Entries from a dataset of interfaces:
● ● ●

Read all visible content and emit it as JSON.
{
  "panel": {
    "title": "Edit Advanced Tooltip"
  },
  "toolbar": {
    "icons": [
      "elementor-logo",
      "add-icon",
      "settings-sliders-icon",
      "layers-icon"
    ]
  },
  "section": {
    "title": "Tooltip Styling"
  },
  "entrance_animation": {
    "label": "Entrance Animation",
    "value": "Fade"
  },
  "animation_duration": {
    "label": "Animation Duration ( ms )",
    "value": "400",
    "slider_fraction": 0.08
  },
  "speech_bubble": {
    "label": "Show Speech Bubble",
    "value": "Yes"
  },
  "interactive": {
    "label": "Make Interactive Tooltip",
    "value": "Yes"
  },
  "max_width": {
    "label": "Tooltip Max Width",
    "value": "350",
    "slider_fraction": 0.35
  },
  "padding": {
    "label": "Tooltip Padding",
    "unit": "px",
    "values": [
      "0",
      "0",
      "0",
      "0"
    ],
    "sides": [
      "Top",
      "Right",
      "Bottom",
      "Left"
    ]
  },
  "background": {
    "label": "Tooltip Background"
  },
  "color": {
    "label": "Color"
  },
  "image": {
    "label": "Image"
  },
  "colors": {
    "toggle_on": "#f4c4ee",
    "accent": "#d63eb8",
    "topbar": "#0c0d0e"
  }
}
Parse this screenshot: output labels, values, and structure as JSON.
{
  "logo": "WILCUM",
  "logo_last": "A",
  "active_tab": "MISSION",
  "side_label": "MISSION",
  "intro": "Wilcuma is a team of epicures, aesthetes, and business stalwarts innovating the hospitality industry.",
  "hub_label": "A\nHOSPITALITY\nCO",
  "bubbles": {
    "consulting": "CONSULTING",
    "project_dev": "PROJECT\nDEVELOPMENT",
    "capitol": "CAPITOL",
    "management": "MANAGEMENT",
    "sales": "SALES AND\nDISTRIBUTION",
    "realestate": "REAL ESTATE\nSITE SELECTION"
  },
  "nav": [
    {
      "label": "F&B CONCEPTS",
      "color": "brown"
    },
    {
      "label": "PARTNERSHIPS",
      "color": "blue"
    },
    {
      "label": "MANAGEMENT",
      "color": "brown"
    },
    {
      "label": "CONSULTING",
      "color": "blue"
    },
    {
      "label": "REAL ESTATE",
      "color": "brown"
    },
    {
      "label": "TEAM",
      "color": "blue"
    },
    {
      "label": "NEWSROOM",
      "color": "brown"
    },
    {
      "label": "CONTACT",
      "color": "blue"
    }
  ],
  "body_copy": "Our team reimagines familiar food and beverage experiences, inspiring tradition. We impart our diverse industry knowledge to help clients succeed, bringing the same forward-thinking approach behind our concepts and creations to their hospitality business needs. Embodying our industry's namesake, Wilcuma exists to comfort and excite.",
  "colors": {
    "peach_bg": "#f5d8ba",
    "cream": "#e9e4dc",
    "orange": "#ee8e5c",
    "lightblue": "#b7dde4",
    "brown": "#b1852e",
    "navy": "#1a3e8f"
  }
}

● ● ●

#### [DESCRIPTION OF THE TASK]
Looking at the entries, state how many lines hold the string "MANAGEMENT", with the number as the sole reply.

#### [SOLUTION FOR THIS EXERCISE]
2